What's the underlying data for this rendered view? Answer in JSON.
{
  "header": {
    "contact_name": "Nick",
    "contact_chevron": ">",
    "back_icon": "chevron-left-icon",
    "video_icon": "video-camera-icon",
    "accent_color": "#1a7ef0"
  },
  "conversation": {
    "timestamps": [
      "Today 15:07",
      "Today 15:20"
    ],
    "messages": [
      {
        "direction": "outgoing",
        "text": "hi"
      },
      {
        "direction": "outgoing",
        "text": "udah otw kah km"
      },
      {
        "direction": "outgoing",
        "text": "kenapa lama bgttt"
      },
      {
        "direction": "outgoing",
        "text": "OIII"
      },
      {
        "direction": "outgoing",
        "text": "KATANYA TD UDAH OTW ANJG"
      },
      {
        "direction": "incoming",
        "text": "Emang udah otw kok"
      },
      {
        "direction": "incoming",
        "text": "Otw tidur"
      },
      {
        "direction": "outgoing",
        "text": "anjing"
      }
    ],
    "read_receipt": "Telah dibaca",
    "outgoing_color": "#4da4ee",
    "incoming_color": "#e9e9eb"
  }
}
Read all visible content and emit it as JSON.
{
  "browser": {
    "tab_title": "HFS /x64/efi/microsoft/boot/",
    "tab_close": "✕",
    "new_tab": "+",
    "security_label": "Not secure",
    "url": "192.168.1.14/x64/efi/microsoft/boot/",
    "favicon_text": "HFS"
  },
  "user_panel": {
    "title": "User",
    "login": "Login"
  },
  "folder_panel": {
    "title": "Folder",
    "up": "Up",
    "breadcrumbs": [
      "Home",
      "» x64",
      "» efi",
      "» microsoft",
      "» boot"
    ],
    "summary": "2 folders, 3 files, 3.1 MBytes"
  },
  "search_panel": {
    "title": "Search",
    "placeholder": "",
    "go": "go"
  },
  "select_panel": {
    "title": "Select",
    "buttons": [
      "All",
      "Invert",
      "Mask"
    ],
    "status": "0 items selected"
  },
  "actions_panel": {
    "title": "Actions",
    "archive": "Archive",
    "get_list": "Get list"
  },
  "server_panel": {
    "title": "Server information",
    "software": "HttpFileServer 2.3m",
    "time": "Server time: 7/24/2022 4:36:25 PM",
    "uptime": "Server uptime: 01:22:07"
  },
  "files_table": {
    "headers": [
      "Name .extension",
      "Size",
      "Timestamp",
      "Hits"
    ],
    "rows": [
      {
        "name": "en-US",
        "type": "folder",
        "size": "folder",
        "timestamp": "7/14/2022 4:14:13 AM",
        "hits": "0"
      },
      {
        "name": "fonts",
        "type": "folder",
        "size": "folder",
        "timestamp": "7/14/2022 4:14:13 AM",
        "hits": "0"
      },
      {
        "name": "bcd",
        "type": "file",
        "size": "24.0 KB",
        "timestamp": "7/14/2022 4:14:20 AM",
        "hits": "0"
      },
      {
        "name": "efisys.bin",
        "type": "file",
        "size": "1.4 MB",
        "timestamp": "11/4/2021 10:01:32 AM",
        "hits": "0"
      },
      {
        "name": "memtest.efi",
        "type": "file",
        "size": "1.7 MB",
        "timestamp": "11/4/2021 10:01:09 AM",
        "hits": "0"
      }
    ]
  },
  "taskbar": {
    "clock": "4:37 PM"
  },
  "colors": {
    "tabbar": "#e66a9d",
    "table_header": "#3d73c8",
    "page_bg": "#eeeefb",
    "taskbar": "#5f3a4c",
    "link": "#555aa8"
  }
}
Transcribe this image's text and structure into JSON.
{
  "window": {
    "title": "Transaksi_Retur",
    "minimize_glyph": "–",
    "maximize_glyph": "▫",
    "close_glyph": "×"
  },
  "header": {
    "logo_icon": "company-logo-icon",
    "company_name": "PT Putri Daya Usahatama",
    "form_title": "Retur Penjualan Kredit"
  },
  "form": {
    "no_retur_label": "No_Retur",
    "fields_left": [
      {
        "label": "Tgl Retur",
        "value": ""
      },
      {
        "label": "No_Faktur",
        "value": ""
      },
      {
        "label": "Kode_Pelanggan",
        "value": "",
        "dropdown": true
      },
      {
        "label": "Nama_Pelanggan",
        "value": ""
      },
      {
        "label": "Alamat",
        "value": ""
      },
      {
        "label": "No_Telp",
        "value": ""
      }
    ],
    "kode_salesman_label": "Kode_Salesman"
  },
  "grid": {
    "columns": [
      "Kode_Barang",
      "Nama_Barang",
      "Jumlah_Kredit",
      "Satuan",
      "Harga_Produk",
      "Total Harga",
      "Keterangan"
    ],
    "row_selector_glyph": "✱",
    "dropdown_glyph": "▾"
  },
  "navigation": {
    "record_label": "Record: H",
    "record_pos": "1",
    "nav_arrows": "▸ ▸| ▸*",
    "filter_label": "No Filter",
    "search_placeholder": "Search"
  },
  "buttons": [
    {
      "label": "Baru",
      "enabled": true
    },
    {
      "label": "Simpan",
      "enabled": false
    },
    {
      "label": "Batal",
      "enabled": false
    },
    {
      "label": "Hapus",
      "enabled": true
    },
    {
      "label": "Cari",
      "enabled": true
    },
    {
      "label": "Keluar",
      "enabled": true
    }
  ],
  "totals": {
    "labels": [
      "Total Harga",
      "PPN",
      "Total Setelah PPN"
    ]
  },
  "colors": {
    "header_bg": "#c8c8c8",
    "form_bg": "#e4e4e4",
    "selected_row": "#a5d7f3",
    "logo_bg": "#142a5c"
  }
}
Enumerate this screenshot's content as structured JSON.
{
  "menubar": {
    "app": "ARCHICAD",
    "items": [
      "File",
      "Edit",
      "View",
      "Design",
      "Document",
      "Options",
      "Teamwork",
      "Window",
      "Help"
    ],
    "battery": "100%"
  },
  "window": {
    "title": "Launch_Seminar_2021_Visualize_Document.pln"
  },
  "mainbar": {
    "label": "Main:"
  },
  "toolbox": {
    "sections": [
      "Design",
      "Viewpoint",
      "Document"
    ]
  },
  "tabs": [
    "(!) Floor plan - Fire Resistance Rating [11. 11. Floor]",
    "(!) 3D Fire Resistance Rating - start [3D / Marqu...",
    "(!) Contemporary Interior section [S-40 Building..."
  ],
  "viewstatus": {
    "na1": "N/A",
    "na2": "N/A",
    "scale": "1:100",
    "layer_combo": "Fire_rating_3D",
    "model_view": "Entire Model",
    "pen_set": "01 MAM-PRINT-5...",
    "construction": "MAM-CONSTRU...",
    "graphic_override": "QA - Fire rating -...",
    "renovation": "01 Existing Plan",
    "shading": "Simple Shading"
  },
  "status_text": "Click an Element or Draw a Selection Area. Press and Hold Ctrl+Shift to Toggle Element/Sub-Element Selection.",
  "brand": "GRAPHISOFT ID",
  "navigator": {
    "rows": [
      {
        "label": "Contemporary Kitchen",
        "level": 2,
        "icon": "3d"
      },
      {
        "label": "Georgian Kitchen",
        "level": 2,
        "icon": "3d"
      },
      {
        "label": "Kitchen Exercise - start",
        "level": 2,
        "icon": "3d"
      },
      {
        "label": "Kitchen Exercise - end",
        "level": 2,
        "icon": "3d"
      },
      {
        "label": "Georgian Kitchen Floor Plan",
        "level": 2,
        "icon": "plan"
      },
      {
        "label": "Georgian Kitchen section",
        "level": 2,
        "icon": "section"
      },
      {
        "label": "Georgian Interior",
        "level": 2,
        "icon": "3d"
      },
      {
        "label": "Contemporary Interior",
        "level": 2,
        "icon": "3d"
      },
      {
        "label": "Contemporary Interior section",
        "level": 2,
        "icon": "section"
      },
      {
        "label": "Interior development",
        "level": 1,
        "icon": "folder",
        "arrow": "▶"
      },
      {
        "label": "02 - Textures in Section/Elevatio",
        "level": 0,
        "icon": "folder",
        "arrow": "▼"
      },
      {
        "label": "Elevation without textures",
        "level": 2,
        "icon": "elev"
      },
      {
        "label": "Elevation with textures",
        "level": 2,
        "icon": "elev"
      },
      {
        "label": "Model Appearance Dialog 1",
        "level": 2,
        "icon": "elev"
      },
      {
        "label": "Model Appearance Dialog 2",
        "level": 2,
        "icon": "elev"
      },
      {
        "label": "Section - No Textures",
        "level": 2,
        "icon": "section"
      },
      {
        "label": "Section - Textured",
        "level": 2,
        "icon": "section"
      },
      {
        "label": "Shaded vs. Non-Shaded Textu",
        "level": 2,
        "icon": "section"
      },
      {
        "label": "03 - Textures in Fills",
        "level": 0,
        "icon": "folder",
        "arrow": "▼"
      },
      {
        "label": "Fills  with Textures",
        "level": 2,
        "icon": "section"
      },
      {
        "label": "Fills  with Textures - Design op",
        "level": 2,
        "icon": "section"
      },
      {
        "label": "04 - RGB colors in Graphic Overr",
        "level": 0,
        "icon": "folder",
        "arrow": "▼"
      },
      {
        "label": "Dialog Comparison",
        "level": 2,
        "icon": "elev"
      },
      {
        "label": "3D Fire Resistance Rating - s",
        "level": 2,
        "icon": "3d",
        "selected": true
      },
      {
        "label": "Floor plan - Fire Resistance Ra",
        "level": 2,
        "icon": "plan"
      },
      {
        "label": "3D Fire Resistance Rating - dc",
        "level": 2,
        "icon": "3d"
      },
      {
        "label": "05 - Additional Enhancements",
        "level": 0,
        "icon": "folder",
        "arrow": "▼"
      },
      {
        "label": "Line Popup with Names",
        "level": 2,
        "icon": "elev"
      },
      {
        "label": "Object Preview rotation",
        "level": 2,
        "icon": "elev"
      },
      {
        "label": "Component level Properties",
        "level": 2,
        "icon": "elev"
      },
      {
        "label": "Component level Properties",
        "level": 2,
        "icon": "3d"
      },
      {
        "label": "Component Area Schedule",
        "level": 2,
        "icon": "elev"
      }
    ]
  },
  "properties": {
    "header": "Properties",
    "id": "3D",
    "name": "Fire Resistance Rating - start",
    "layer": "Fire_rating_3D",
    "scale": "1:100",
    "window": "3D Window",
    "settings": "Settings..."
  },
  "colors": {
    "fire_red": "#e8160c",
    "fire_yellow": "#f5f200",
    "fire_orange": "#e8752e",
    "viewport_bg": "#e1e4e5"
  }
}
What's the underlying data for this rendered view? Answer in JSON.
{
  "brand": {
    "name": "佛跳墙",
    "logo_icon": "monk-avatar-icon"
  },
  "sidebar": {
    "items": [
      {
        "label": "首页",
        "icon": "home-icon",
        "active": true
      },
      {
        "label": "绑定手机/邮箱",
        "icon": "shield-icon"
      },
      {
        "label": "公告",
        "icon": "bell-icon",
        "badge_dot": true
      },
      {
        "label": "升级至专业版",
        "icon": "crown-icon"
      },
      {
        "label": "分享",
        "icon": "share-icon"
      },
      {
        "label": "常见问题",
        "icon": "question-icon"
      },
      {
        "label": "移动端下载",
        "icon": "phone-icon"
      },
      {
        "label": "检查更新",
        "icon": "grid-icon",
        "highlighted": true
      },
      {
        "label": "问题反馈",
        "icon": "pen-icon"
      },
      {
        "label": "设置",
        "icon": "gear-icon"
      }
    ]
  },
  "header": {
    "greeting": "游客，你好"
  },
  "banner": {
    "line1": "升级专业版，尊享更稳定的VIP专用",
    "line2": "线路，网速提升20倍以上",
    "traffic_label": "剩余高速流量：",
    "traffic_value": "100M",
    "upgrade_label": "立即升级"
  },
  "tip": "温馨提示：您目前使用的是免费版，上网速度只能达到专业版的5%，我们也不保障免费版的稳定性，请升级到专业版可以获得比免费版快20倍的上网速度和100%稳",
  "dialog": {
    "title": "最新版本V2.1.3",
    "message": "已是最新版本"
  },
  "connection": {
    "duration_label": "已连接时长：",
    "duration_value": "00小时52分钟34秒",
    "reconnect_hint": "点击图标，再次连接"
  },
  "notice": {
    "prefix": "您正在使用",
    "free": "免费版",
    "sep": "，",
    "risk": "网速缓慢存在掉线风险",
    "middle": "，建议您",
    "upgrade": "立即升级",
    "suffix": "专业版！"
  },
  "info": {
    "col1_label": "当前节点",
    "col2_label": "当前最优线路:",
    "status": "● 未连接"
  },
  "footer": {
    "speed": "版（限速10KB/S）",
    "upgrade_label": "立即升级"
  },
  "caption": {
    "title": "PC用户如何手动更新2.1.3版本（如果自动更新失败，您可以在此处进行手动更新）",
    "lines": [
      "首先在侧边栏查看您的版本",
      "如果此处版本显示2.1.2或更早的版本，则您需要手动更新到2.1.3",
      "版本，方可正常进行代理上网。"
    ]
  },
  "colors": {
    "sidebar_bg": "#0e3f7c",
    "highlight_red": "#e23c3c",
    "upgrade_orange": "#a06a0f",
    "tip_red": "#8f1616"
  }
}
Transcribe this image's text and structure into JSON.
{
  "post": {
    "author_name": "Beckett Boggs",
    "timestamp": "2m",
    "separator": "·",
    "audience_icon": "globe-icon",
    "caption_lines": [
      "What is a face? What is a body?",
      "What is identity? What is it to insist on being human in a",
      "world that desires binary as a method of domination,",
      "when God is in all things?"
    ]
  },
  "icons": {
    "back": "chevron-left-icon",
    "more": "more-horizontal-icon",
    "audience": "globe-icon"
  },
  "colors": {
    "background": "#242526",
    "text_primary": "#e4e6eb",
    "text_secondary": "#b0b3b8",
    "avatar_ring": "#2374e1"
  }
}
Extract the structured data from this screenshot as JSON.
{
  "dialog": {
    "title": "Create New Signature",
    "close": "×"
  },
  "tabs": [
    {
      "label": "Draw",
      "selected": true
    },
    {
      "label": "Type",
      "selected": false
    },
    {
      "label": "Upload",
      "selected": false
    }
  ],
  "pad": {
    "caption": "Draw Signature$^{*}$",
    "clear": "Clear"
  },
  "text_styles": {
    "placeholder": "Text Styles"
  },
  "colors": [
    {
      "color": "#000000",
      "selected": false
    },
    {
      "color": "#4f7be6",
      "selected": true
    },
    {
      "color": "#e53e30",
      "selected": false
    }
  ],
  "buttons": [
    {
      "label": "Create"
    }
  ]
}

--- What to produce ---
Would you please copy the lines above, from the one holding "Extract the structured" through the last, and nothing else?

--- Result ---
Extract the structured data from this screenshot as JSON.
{
  "dialog": {
    "title": "Create New Signature",
    "close": "×"
  },
  "tabs": [
    {
      "label": "Draw",
      "selected": true
    },
    {
      "label": "Type",
      "selected": false
    },
    {
      "label": "Upload",
      "selected": false
    }
  ],
  "pad": {
    "caption": "Draw Signature$^{*}$",
    "clear": "Clear"
  },
  "text_styles": {
    "placeholder": "Text Styles"
  },
  "colors": [
    {
      "color": "#000000",
      "selected": false
    },
    {
      "color": "#4f7be6",
      "selected": true
    },
    {
      "color": "#e53e30",
      "selected": false
    }
  ],
  "buttons": [
    {
      "label": "Create"
    }
  ]
}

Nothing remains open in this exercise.